- _EXERCISE AIM_:
Across the entries below, tally every line that holds the string "text" and reply with the number only.

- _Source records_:
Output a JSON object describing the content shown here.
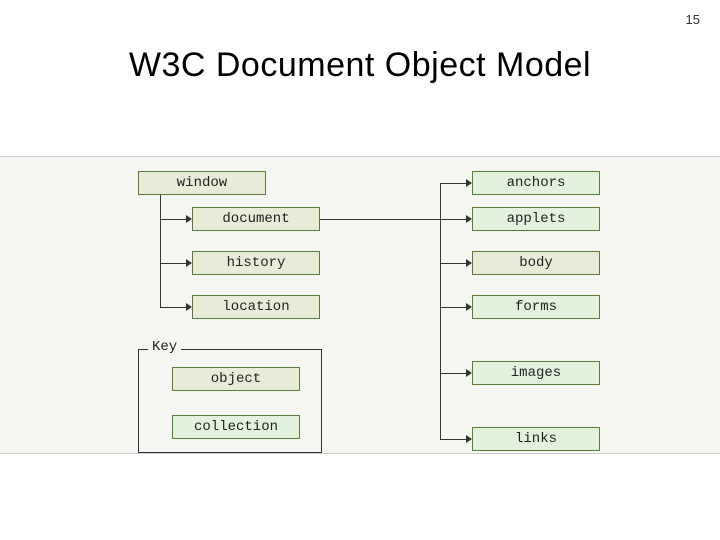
{
  "page_number": "15",
  "title": "W3C Document Object Model",
  "key_label": "Key",
  "key": {
    "object_label": "object",
    "collection_label": "collection"
  },
  "nodes": {
    "window": "window",
    "document": "document",
    "history": "history",
    "location": "location",
    "anchors": "anchors",
    "applets": "applets",
    "body": "body",
    "forms": "forms",
    "images": "images",
    "links": "links"
  }
}
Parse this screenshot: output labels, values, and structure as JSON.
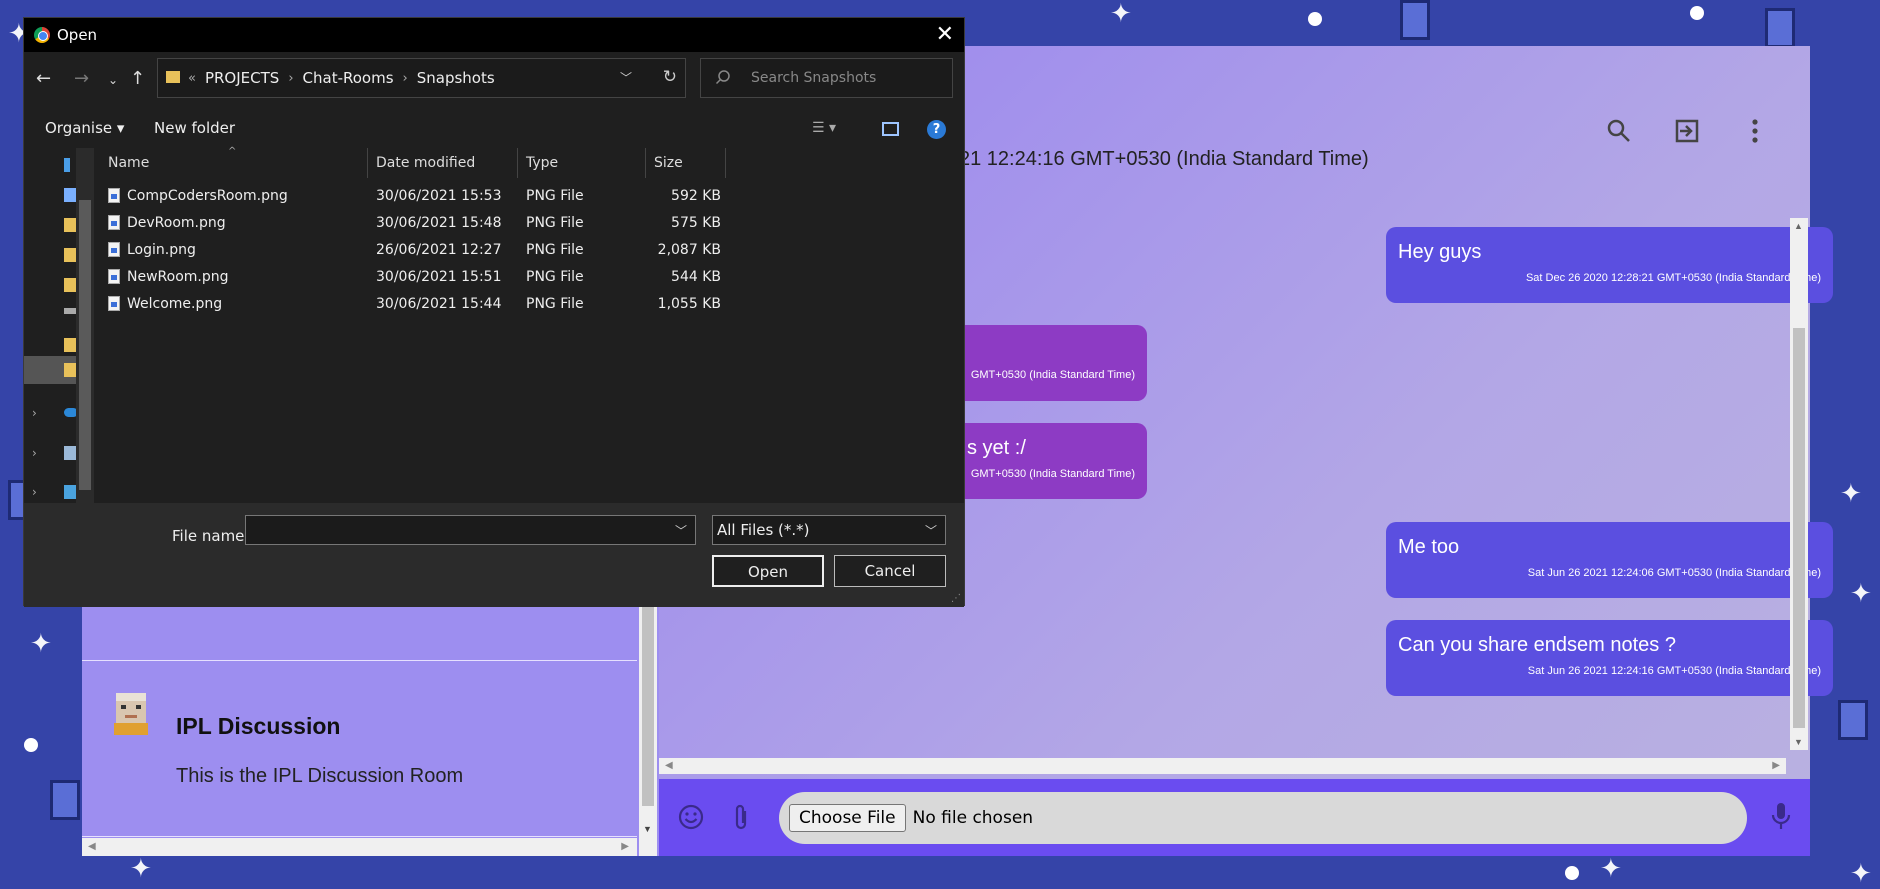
{
  "dialog": {
    "title": "Open",
    "close_glyph": "✕",
    "breadcrumb": {
      "overflow": "«",
      "items": [
        "PROJECTS",
        "Chat-Rooms",
        "Snapshots"
      ]
    },
    "search_placeholder": "Search Snapshots",
    "toolbar": {
      "organise": "Organise ▾",
      "new_folder": "New folder",
      "help": "?"
    },
    "columns": [
      "Name",
      "Date modified",
      "Type",
      "Size"
    ],
    "files": [
      {
        "name": "CompCodersRoom.png",
        "date": "30/06/2021 15:53",
        "type": "PNG File",
        "size": "592 KB"
      },
      {
        "name": "DevRoom.png",
        "date": "30/06/2021 15:48",
        "type": "PNG File",
        "size": "575 KB"
      },
      {
        "name": "Login.png",
        "date": "26/06/2021 12:27",
        "type": "PNG File",
        "size": "2,087 KB"
      },
      {
        "name": "NewRoom.png",
        "date": "30/06/2021 15:51",
        "type": "PNG File",
        "size": "544 KB"
      },
      {
        "name": "Welcome.png",
        "date": "30/06/2021 15:44",
        "type": "PNG File",
        "size": "1,055 KB"
      }
    ],
    "file_name_label": "File name:",
    "file_name_value": "",
    "filter": "All Files (*.*)",
    "open_button": "Open",
    "cancel_button": "Cancel"
  },
  "chat": {
    "header_time_partial": "21 12:24:16 GMT+0530 (India Standard Time)",
    "messages": [
      {
        "side": "right",
        "text": "Hey guys",
        "time": "Sat Dec 26 2020 12:28:21 GMT+0530 (India Standard Time)"
      },
      {
        "side": "left",
        "text": "",
        "time": "GMT+0530 (India Standard Time)"
      },
      {
        "side": "left",
        "text": "s yet :/",
        "time": "GMT+0530 (India Standard Time)"
      },
      {
        "side": "right",
        "text": "Me too",
        "time": "Sat Jun 26 2021 12:24:06 GMT+0530 (India Standard Time)"
      },
      {
        "side": "right",
        "text": "Can you share endsem notes ?",
        "time": "Sat Jun 26 2021 12:24:16 GMT+0530 (India Standard Time)"
      }
    ],
    "composer": {
      "choose_file": "Choose File",
      "no_file": "No file chosen"
    }
  },
  "sidebar": {
    "rooms": [
      {
        "title": "IPL Discussion",
        "description": "This is the IPL Discussion Room"
      }
    ]
  },
  "colors": {
    "own_message": "#5b4fe0",
    "other_message": "#8d3bc4",
    "composer": "#6a4cf0",
    "sidebar": "#9d8ef0"
  }
}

- _SOLUTION FOR THIS EXERCISE_:
5